The 50 States of Recycling: A State-by-State Assessment of US Packaging Recycling Rates

Eunomia Research and Consulting > The 50 States of Recycling: A State-by-State Assessment of US Packaging Recycling Rates

Eunomia collaborated with Ball Corporation, a leading manufacturer of aluminium packaging, to conduct a comparative assessment of packaging recycling rates in all 50 states of the US, building on our first-of-its-kind 2021 study.

In a strong circular economy, recycling is a key stage in a system that feeds material into the supply chain multiple times (so that a used can becomes a new can, for example). It captures valuable material that would otherwise go to landfill and transforms it into resources with fresh economic potential. It also means fewer greenhouse gases are emitted from extracting virgin materials and converting them into packaging.

To understand the current state of recycling in the US, Eunomia researched and analysed data on waste generation, recycling, and disposal rates for different packaging materials: cardboard, boxboard, and paper; flexible and rigid plastics; glass bottles and jars; and aluminium and steel cans.[1] With many states measuring recycled material in inconsistent or inadequate ways, we developed the first robust methodology to assess available data, account for differences between states, and accurately compare recycling rates.

We found that currently, the US recycling industry only captures about 32% of the value of material in the packaging waste stream – meaning a potential $6.5 billion in value goes to landfill rather than back into the economy.

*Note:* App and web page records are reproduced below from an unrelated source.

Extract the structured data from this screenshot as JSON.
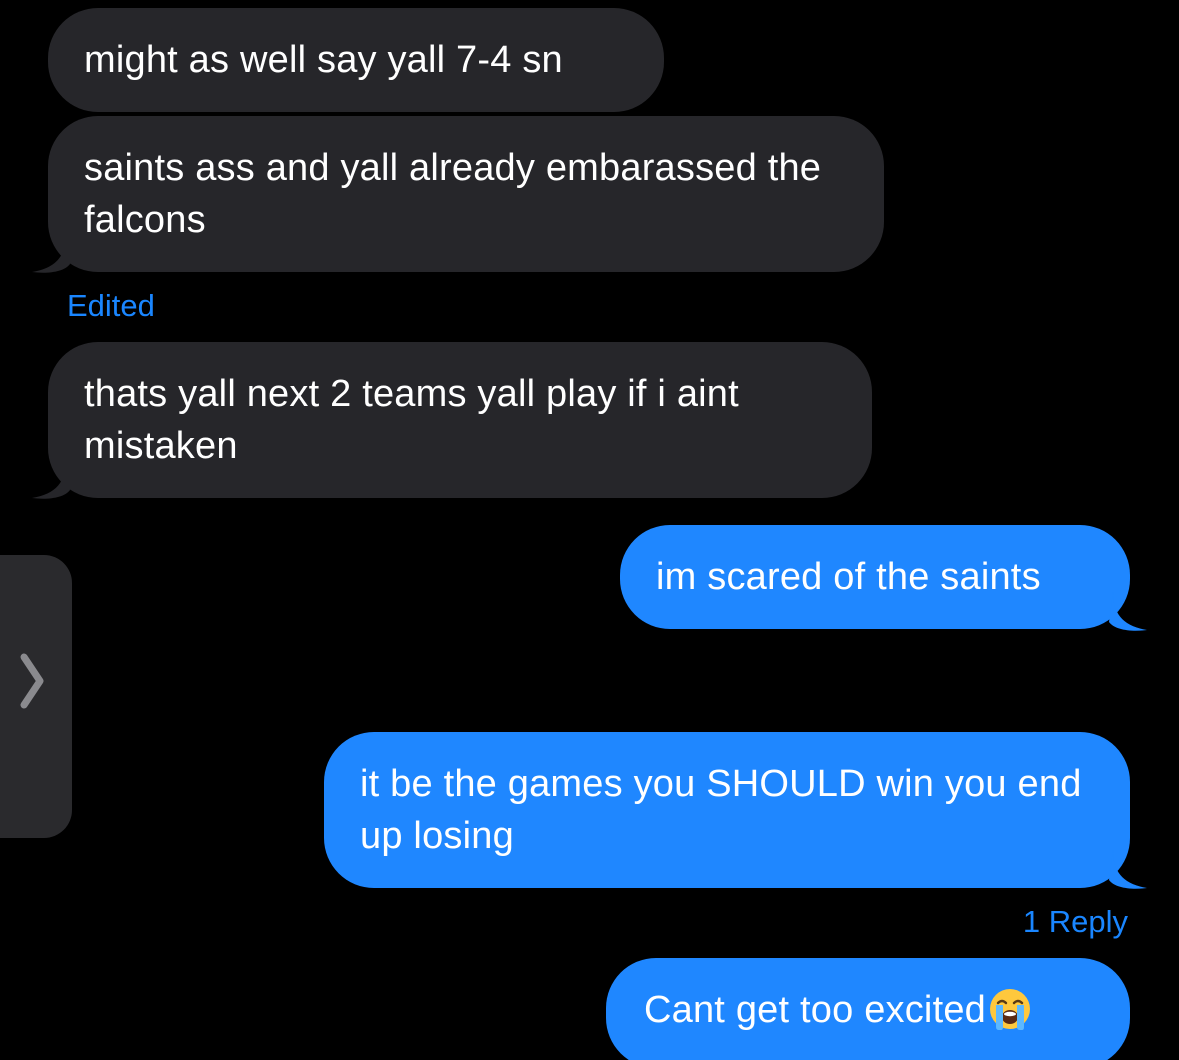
{
  "messages": [
    {
      "id": "m1",
      "direction": "incoming",
      "text": "might as well say yall 7-4 sn"
    },
    {
      "id": "m2",
      "direction": "incoming",
      "text": "saints ass and yall already embarassed the falcons"
    },
    {
      "id": "m3",
      "direction": "incoming",
      "text": "thats yall next 2 teams yall play if i aint mistaken"
    },
    {
      "id": "m4",
      "direction": "outgoing",
      "text": "im scared of the saints"
    },
    {
      "id": "m5",
      "direction": "outgoing",
      "text": "it be the games you SHOULD win you end up losing"
    },
    {
      "id": "m6",
      "direction": "outgoing",
      "text": "Cant get too excited",
      "emoji": "loudly-crying-face"
    }
  ],
  "edited_label": "Edited",
  "reply_count_label": "1 Reply",
  "side_panel": {
    "icon": "chevron-right-icon"
  },
  "colors": {
    "background": "#000000",
    "incoming_bubble": "#26262a",
    "outgoing_bubble": "#1f87ff",
    "meta_text": "#1a86ff",
    "text": "#ffffff"
  }
}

We also found that actual recycling rates have stalled or dropped since 2021, with a notable exception: states offering recycling refunds (also known as deposit return systems or bottle bills) recycle almost five times as many beverage containers as other states.

By modelling an ideal future scenario and comparing the outcomes with those from current recycling rates, we demonstrated that implementing well-designed recycling refunds, along with extended producer responsibility (EPR), would maximize closed-loop recycling and the associated economic, environmental, and social outcomes.

In this ideal scenario, the value of material captured, employment income from related jobs, the emissions reduction benefit (based on the social cost of carbon), and gross value added to the economy would together amount to $70 billion in monetary benefit.

Eunomia’s assessment has strengthened the environmental and economic case for expanding recycling infrastructure and systems in the US and building public and private sector partnerships to foster simple, convenient circular processes. Our work has been used to support the development of an EPR bill in Tennessee and is informing efforts elsewhere to develop smart policies that encourage recycling for future prosperity and circularity.[2],[3]

[1] Eunomia 2023 The 50 States of Recycling 2023. Available at:

[2] Reimagine Packaging Tennessee n.d. Tennessee Waste Reduction and Recyling Act: Information Sheet. Available at:

[3] Kuffner, A 14 March 2024 ‘Would a bottle bill work in RI? Advocates look to Oregon for the example,’ Providence Journal. Providence, RI, USA.